- A reviewer sending grant applications to their postdocs to write their critiques
- Someone revealing that they reviewed a particular application
- A reviewer disclosing how another reviewer scored an application
- A principal investigator (PI) approaching a reviewer at a scientific conference to discuss her/his institution’s application in which s/he is designated as PI
Yes, each of these constitutes a breach of NIH peer review integrity. The NIH defines a breach of review integrity as any violation of a core value of NIH peer review:
In previous communications, we outlined NIH policy on confidentiality of the peer review process and the responsibility of all those involved to uphold integrity. We also outlined potential consequences of breaches of review integrity, such as terminating the review or Council member’s service in peer review, pursuing a referral for suspension or debarment, or other possibilities that could result in criminal penalties. Maintaining review integrity continues to be a matter of great concern, not only to the NIH but to the entire biomedical research community.

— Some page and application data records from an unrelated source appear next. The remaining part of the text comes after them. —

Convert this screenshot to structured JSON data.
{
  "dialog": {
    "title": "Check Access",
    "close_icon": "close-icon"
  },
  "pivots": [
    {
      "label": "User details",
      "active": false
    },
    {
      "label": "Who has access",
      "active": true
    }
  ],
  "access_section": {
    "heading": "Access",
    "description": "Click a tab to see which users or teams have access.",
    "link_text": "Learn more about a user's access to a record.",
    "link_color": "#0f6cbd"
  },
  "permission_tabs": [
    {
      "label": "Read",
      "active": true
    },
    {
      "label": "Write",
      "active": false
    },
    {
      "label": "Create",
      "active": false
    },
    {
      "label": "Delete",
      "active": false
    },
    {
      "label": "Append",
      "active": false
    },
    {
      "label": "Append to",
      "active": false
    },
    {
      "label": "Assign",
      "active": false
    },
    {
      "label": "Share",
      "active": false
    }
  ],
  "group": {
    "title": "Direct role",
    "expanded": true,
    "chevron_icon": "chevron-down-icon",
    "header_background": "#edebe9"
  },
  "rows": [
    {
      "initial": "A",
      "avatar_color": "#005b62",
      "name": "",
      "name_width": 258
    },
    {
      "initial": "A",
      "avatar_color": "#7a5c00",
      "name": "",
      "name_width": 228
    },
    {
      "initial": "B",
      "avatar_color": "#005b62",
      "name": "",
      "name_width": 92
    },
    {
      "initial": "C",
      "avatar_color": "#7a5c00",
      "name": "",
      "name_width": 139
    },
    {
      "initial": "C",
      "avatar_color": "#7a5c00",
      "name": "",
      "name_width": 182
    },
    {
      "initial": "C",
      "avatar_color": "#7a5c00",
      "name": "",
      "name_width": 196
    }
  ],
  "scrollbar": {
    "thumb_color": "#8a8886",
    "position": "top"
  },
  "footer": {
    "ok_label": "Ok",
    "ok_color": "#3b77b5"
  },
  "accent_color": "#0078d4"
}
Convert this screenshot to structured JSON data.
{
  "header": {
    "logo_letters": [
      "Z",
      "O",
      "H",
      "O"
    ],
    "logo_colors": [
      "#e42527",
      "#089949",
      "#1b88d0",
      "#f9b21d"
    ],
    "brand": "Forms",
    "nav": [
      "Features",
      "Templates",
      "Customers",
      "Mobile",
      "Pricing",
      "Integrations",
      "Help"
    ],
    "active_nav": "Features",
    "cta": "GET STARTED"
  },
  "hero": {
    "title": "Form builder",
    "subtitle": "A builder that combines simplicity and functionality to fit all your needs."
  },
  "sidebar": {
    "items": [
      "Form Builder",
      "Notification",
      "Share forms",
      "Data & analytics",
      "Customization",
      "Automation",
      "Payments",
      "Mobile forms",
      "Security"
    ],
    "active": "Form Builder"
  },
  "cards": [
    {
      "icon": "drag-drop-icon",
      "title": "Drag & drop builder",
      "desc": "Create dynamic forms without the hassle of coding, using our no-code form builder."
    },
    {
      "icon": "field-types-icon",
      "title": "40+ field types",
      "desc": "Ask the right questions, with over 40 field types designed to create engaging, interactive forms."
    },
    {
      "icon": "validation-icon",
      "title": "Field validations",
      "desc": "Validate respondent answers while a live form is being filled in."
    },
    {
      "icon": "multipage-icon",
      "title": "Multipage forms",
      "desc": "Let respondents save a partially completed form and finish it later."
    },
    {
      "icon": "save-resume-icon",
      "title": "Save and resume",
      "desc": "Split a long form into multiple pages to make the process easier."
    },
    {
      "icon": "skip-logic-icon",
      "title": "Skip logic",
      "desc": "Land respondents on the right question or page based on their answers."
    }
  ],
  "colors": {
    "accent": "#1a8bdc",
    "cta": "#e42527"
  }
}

Our attention to peer review integrity has been heightened with our growing awareness of the scope and impact of breaches, including those related to undue foreign influence in peer review. In response to these concerns, for example, Dr. Collins issued a Statement on Protecting the Integrity of U. S. Biomedical Research, which highlighted, among other issues, the sharing of confidential information by peer reviewers with others, including in some instances with foreign entities, or otherwise attempting to inappropriately influence funding decisions.
We continue to learn of other problematic conduct – reviewers sharing applications with others without first obtaining permission from the NIH Scientific Review Officer (SRO); reviewers asking others to write reviews for them; PIs contacting or attempting to contact reviewers prior to study section meetings in attempts to influence the outcome of review; and reviewers and PIs sharing confidential information with each other.
Review integrity concerns not only compromise our NIH peer review process but also raise other questions and potential concerns, including about an individual’s authority and responsibility as a designated PI on NIH applications and awards. Moreover, review integrity concerns lead to concerns that the relevant institution(s) may not be fully cognizant of their responsibilities and of the potential consequences of integrity breaches, which are leading to violations of the terms and conditions of their NIH awards.
It is important to us to remind the community that together, we must take action to uphold integrity in peer review. For example, among other actions in response to a breach of review integrity (NOT-OD-18-115), NIH may request that officials of a grantee institution review the actions of their personnel who are involved in a breach and are the PI(s) on NIH grant applications and awards, and to respond in writing, addressing any impact on such applications and awards, and confirming any responsive action(s), such as requesting NIH’s approval for a change in PI status. We are pleased that many institutional officials have taken our concerns seriously, helping convey the message that working together, we will hold people accountable for inappropriate actions, and that working with us will be responsible and accountable stewards of federal funds.
This is not a parlor game of WhoDunIt. When the core values of peer review are compromised, funding decisions may be based on improper or inaccurate information; proprietary information may be compromised; the public may lose trust in science; and patients in clinical studies may be harmed. We thank those of you who have informed us of possible problems – even though we may not be able to share confidential specifics with you, we can take and have taken action. And we thank the tens of thousands of individuals who serve in NIH peer review each year with honesty, respect for the process, and desire to support the common good.
Stay tuned. In coming months, we will present a series of case studies in the Open Mike blog to stimulate further dialog on these issues.
If you see something, say something.
Michael S. Lauer, MD
Deputy Director for Extramural Research
Sally A. Amero, PhD
NIH Review Policy Officer and Extramural Research Integrity Liaison Officer